Field Trials 1

Field applications of nZVI start by delineating the contaminant plume, the source zone, and groundwater flow regime so the treatment can be effectively designed (i.e.location of injection and monitoring wells can be selected) and applied. Site characterization is extremely important prior to application of this or any remediation technology. Reactive nanoparticles are injected to the desired zone though injection wells located upgradient or within the source zone.

Injection well location upgradient of the source zone and contaminant plume – Credit: Chris Kocur
After nZVI particles are injected, ORP decreases and hydrogen production occurs close to injection well – Credit: Chris Kocur

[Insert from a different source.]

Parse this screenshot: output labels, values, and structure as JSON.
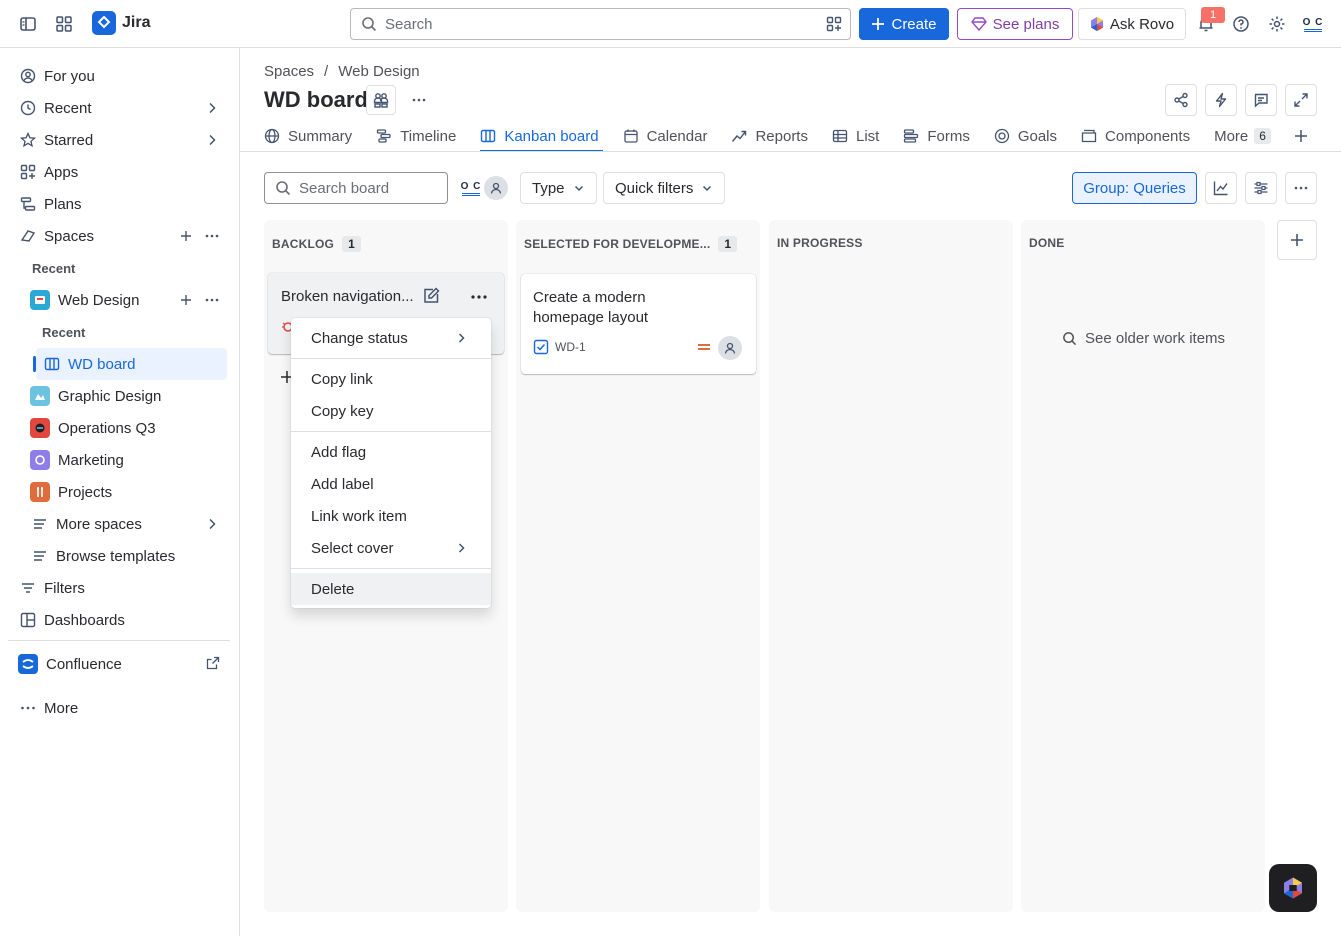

nZVI particles are unstable and highly reactive to atmospheric oxygen. In order to safely inject them into the ground, and to increase mobility, they are “attached” to other substrates, such as a starchy polymer. This is the research topic of Prof Edgar Acosta, whose research group is investigating the use of nZVI in combination with polymers to increase the stability of the particles and with surfactants to improve their delivery to the contaminated areas.

Field Trials 2